#### Problem to solve:
Only a number is expected: the count of lines in the listing where "this" occurs.

#### Provided material:

==*==

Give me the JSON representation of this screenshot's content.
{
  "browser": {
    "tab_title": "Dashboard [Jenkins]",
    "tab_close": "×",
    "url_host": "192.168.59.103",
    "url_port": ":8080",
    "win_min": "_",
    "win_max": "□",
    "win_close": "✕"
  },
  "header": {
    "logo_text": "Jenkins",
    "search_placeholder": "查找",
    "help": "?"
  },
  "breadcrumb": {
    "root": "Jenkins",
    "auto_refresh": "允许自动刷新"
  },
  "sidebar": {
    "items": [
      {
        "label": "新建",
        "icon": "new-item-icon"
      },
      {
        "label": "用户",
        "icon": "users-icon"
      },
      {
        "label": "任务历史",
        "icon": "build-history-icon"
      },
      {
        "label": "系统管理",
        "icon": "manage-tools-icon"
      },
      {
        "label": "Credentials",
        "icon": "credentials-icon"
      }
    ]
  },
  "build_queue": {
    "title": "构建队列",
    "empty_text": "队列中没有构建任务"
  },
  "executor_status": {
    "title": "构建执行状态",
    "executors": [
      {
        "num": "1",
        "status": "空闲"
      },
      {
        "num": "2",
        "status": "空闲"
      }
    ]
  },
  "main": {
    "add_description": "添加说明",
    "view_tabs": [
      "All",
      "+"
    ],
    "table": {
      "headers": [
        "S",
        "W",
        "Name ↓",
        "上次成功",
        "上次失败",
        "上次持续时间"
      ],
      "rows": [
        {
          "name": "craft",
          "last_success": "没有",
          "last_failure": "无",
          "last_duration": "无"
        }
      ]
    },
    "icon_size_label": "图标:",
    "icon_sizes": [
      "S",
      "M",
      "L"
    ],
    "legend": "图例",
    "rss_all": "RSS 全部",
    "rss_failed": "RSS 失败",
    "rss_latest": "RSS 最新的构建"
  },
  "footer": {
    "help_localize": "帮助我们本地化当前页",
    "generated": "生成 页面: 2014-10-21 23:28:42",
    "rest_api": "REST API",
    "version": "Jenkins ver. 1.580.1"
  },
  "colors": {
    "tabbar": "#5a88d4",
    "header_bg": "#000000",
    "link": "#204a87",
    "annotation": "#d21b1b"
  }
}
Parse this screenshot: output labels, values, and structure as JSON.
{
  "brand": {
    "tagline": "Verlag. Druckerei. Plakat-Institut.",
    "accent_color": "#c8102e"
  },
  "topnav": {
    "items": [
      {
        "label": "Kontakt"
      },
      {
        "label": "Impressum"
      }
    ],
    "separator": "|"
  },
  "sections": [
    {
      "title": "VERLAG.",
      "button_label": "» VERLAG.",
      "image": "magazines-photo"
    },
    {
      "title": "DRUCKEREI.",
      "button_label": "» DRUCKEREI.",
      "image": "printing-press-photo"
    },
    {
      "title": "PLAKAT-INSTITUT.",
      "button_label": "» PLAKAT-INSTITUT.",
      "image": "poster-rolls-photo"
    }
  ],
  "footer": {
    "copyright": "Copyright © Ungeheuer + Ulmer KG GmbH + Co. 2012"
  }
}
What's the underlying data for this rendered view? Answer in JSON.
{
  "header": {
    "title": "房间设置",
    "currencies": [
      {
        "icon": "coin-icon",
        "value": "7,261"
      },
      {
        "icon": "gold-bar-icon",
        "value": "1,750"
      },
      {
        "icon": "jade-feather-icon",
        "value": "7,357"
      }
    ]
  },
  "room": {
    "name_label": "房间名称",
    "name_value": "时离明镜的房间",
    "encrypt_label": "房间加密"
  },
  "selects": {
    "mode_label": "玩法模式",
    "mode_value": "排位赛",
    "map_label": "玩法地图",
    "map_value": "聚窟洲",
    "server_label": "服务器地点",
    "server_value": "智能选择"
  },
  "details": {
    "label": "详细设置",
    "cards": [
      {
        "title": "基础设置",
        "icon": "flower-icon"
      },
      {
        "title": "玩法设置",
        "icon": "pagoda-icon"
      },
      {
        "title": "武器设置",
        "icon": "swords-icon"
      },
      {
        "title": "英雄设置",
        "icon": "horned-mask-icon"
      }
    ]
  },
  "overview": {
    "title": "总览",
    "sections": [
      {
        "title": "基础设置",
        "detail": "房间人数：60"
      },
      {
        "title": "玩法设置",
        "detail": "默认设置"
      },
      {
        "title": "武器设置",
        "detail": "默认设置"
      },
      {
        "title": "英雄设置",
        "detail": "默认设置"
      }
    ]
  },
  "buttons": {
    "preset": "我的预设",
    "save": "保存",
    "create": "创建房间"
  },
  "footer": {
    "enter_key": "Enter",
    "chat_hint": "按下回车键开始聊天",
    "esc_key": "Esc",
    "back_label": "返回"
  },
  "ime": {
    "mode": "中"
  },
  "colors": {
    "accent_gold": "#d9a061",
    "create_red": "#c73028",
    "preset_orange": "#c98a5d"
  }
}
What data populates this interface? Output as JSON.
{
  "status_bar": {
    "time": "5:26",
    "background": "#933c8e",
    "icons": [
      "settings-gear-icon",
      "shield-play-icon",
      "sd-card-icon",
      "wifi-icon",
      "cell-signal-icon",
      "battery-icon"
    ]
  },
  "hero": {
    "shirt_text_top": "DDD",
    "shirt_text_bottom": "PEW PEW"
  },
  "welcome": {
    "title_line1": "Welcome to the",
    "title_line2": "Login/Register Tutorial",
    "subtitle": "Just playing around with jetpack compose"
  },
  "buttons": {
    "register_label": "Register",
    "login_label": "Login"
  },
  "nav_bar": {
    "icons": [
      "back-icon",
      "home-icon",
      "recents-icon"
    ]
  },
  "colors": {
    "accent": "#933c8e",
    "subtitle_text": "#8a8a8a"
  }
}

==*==

#### Answer section:
4